Data for review START
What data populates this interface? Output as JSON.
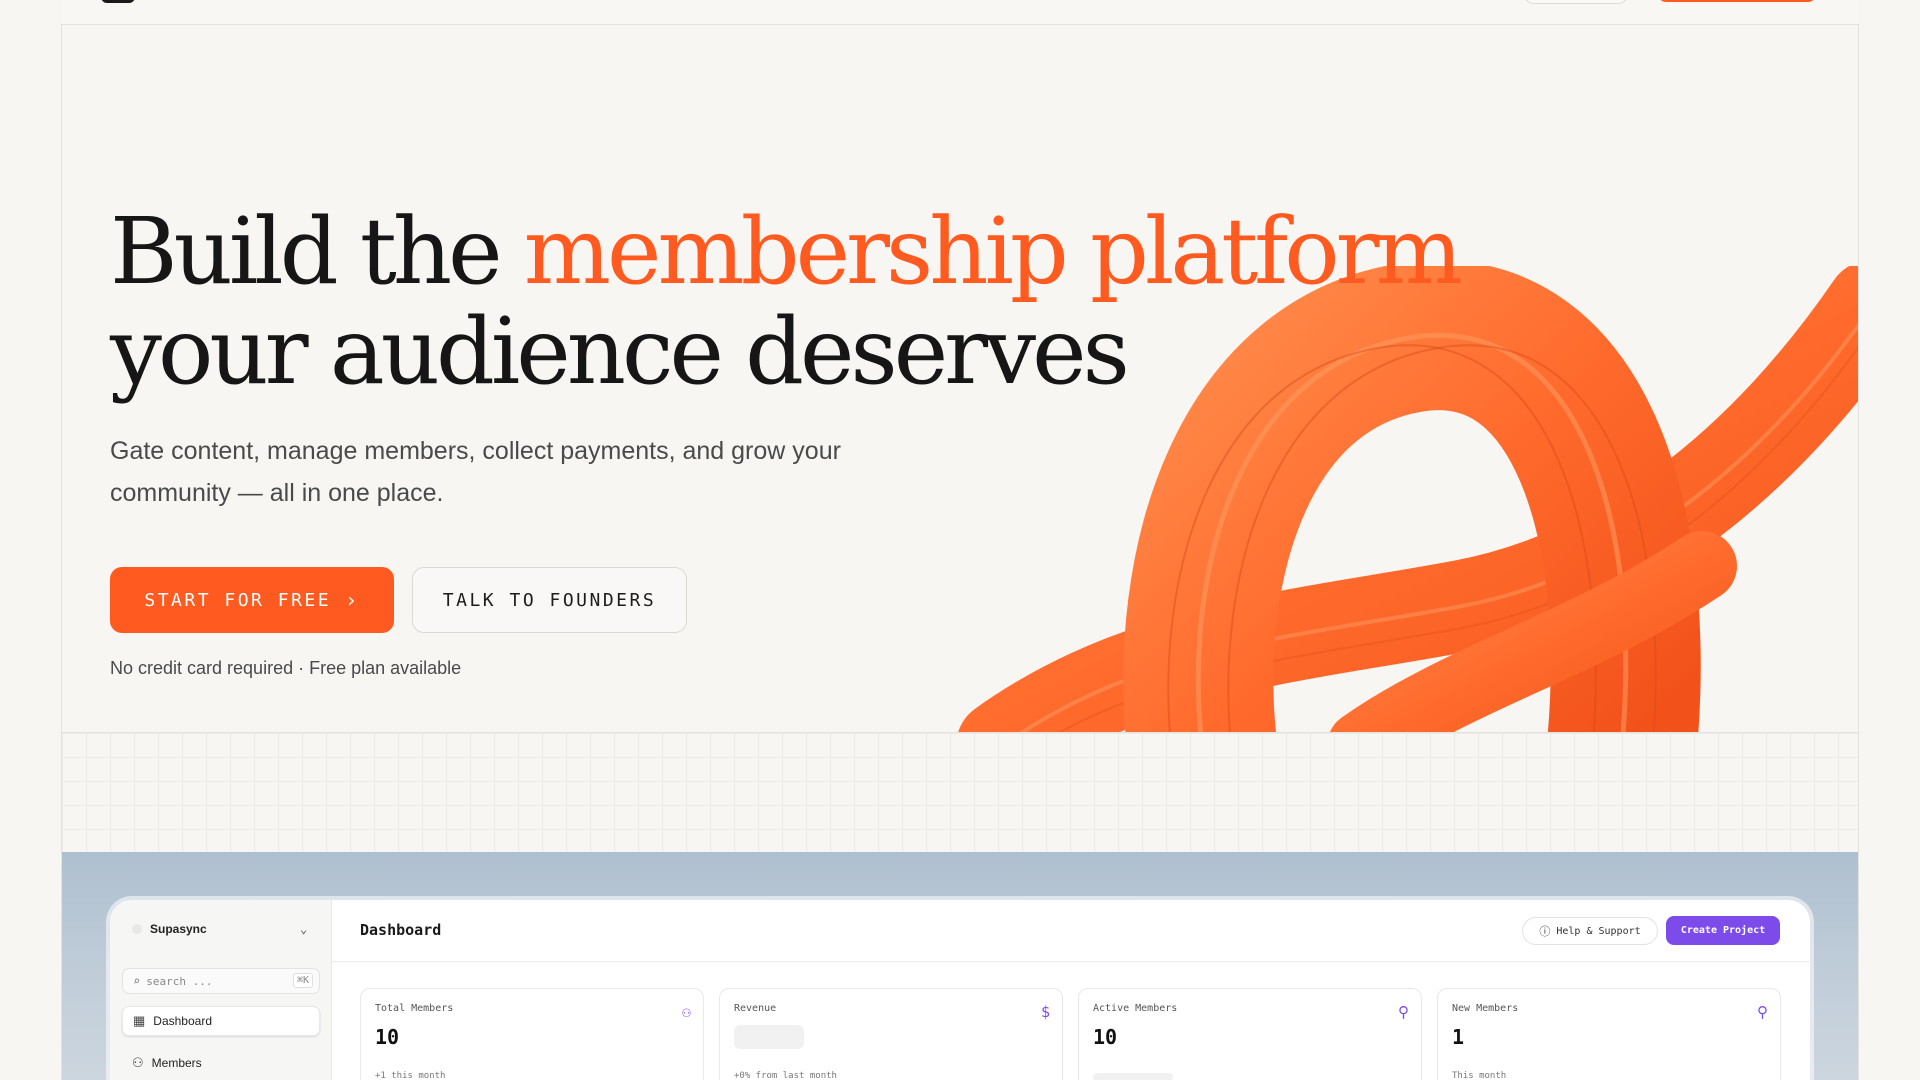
{
  "hero": {
    "headline_part1": "Build the ",
    "headline_accent": "membership platform",
    "headline_line2": "your audience deserves",
    "subheadline": "Gate content, manage members, collect payments, and grow your community — all in one place.",
    "primary_cta": "START FOR FREE",
    "secondary_cta": "TALK TO FOUNDERS",
    "note": "No credit card required · Free plan available"
  },
  "colors": {
    "accent": "#ff5a1f",
    "app_accent": "#7c4bea",
    "background": "#f7f6f3"
  },
  "app": {
    "workspace_name": "Supasync",
    "search_placeholder": "search ...",
    "search_shortcut": "⌘K",
    "sidebar": {
      "items": [
        {
          "label": "Dashboard",
          "icon": "grid-icon",
          "active": true
        },
        {
          "label": "Members",
          "icon": "users-icon",
          "active": false
        }
      ]
    },
    "header": {
      "title": "Dashboard",
      "help_label": "Help & Support",
      "create_label": "Create Project"
    },
    "stats": [
      {
        "label": "Total Members",
        "value": "10",
        "sub": "+1 this month",
        "icon": "users-icon"
      },
      {
        "label": "Revenue",
        "value": "",
        "sub": "+0% from last month",
        "icon": "dollar-icon"
      },
      {
        "label": "Active Members",
        "value": "10",
        "sub": "",
        "icon": "user-check-icon"
      },
      {
        "label": "New Members",
        "value": "1",
        "sub": "This month",
        "icon": "user-plus-icon"
      }
    ]
  }
}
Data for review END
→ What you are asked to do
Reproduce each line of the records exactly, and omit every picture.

→ Written response
What data populates this interface? Output as JSON.
{
  "hero": {
    "headline_part1": "Build the ",
    "headline_accent": "membership platform",
    "headline_line2": "your audience deserves",
    "subheadline": "Gate content, manage members, collect payments, and grow your community — all in one place.",
    "primary_cta": "START FOR FREE",
    "secondary_cta": "TALK TO FOUNDERS",
    "note": "No credit card required · Free plan available"
  },
  "colors": {
    "accent": "#ff5a1f",
    "app_accent": "#7c4bea",
    "background": "#f7f6f3"
  },
  "app": {
    "workspace_name": "Supasync",
    "search_placeholder": "search ...",
    "search_shortcut": "⌘K",
    "sidebar": {
      "items": [
        {
          "label": "Dashboard",
          "icon": "grid-icon",
          "active": true
        },
        {
          "label": "Members",
          "icon": "users-icon",
          "active": false
        }
      ]
    },
    "header": {
      "title": "Dashboard",
      "help_label": "Help & Support",
      "create_label": "Create Project"
    },
    "stats": [
      {
        "label": "Total Members",
        "value": "10",
        "sub": "+1 this month",
        "icon": "users-icon"
      },
      {
        "label": "Revenue",
        "value": "",
        "sub": "+0% from last month",
        "icon": "dollar-icon"
      },
      {
        "label": "Active Members",
        "value": "10",
        "sub": "",
        "icon": "user-check-icon"
      },
      {
        "label": "New Members",
        "value": "1",
        "sub": "This month",
        "icon": "user-plus-icon"
      }
    ]
  }
}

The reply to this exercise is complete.